**WORK TASK**
Below are lines of data; give the number of them that contain "矛盾的抉择", and only that.

··········

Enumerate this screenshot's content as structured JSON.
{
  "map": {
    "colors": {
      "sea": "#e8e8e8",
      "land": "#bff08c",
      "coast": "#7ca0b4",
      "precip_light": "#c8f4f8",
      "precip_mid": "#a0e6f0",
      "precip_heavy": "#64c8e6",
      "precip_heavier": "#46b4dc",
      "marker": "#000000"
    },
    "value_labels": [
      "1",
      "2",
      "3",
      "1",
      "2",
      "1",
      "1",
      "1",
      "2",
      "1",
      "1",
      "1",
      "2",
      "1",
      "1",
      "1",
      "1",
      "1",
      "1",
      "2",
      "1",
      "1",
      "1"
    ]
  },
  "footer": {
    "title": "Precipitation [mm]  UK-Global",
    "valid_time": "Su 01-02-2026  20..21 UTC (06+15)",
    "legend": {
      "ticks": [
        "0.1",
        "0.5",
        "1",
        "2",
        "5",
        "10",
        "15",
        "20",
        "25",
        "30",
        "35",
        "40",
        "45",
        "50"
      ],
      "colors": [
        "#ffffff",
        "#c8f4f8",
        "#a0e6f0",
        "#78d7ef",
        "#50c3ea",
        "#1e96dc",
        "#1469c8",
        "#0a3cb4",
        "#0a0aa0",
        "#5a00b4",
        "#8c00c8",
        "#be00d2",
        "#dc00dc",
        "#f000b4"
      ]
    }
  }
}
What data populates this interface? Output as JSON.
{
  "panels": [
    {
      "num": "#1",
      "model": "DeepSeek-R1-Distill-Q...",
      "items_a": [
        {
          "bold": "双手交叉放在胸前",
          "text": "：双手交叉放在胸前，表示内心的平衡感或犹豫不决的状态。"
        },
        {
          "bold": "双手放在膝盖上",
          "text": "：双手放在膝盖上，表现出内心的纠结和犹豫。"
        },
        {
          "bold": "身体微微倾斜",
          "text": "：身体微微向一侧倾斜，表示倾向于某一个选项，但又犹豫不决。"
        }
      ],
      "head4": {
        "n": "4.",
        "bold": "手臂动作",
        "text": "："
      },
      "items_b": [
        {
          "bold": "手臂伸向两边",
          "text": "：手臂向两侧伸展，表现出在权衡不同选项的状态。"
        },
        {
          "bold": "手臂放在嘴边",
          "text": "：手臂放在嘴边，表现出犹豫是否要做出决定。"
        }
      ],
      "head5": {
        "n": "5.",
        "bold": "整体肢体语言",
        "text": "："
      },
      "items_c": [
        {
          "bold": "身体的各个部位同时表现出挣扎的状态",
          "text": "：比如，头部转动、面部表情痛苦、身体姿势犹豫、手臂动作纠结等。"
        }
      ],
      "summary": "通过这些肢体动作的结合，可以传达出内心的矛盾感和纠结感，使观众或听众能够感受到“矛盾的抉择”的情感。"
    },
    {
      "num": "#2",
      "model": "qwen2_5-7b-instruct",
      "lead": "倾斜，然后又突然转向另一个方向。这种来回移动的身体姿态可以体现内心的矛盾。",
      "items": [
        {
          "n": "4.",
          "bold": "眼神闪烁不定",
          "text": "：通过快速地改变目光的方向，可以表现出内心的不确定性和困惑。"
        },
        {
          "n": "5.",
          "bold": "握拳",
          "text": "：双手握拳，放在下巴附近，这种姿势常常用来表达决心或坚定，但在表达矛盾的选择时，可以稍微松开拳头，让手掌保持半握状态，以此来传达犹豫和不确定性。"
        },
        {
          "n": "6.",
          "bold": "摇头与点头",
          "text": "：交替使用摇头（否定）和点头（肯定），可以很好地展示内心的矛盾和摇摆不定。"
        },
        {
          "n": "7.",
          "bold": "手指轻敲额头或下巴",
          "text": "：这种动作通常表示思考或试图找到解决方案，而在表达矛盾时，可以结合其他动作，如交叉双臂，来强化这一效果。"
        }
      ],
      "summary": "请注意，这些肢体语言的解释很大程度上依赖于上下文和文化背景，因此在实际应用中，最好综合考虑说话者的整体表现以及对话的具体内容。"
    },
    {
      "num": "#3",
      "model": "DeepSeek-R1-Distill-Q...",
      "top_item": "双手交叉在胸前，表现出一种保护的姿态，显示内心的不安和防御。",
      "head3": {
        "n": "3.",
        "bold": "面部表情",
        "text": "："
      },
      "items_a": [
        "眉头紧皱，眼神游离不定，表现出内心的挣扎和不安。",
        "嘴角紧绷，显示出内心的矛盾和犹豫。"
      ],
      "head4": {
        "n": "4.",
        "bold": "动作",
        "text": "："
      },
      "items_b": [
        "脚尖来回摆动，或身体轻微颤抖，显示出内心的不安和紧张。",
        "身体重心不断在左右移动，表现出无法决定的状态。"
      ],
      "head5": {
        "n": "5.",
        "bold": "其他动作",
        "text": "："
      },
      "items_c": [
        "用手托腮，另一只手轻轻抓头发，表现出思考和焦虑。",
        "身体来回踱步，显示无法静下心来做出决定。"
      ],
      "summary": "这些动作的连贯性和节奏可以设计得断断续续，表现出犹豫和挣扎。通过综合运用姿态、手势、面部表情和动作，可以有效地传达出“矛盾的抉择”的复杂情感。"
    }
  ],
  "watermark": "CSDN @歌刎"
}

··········

**SOLVED EXERCISE**
2